Connections: Dominy Redux

The star-crossed story of the Dominys’ house and its attached clock and woodworking shops begins in 1941

We visited Winterthur, the Henry Francis du Pont estate in Delaware, last weekend at the invitation of Charles F. Hummel, the curator and scholar whose 1968 book, “With Hammer in Hand” (reprinted in 1973), describes three generations of Dominy craftsmen in East Hampton and the objects they made — clocks, chairs, case pieces, looking glasses, tables — as well as the conservative rural culture here from the early 18th century to the mid-19th. The book presents a meticulous look at more than 1,000 tools, which the Dominys used in making and repairing clocks and furniture and in building houses and an occasional windmill.

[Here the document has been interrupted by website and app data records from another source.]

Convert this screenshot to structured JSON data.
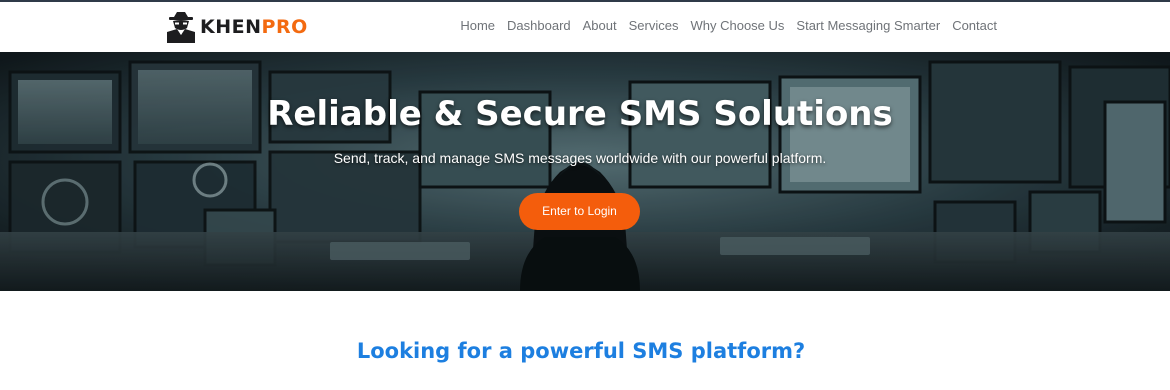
{
  "brand": {
    "name_part1": "KHEN",
    "name_part2": "PRO",
    "colors": {
      "dark": "#1d1d1f",
      "accent": "#f36a10"
    },
    "icon": "hooded-hacker-logo-icon"
  },
  "nav": {
    "items": [
      {
        "label": "Home"
      },
      {
        "label": "Dashboard"
      },
      {
        "label": "About"
      },
      {
        "label": "Services"
      },
      {
        "label": "Why Choose Us"
      },
      {
        "label": "Start Messaging Smarter"
      },
      {
        "label": "Contact"
      }
    ]
  },
  "hero": {
    "title": "Reliable & Secure SMS Solutions",
    "subtitle": "Send, track, and manage SMS messages worldwide with our powerful platform.",
    "cta_label": "Enter to Login",
    "cta_color": "#f45d0c"
  },
  "section": {
    "heading": "Looking for a powerful SMS platform?",
    "heading_color": "#1d7fe0"
  }
}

The star-crossed story of the Dominys’ house and its attached clock and woodworking shops, which stood on North Main Street not far from what is now the East Hampton Grill, begins in 1941. The Dominys were at that time known primarily for their clocks, but had moved on from their old family business. The property was owned by a neighbor.

In December of that year, he offered to sell the house and workshops to the Village of East Hampton for $6,000. The public, with other preoccupations, failed to respond to an appeal for funds by the mayor, Judson Banister. The house was eventually demolished, but the clock and woodworking shops were saved by a second-home owner, who merged them to serve as a guesthouse on his Further Lane estate. The most recent owner of the property has now given the buildings to the village.

The preservation of the Dominy tools, however, took an almost miraculous turn in 1957, when a large collection was spotted in a Southampton antiques shop; as interest grew, other objects were uncovered. They were purchased for Mr. du Pont and eventually found homes at Winterthur, where both shops were reconstructed and the woodworking tools laid out as they might have been in centuries past.

Winterthur is a 1,000-acre preserve known for American decorative arts, with 175 period rooms in Mr. du Pont’s mansion. Instead of taking a look at the period rooms, we spent most of our time there with Mr. Hummel and then took a tour of the grounds, which in sunny weather showed off thousands upon thousands of flowers: cherries, viburnums, azaleas, bluebells. . . . 

And now, in addition to the village’s owning the shops and nascent plans for a Dominy museum, there is other good news. Mr. Hummel has continued his research and prepared an expanded, digital version of “With Hammer in Hand,” which is expected to be released any day now. It will help guide the new museum. We hope to hear a further update when he comes to present a talk at a Ladies Village Improvement Society fund-raising lunch that will be held in November.

The Dominy legacy is nationally significant because no other similar collection of rural American craftsmanship over such a long period exists. Not only were three generations of tools preserved but account books, letters, bills, notes, receipts, templates, and machinery, all of which tell a cultural and historic story. The details of how this all came about, Mr. Hummel says in “With Hammer in Hand,” is “as fascinating as the objects themselves.”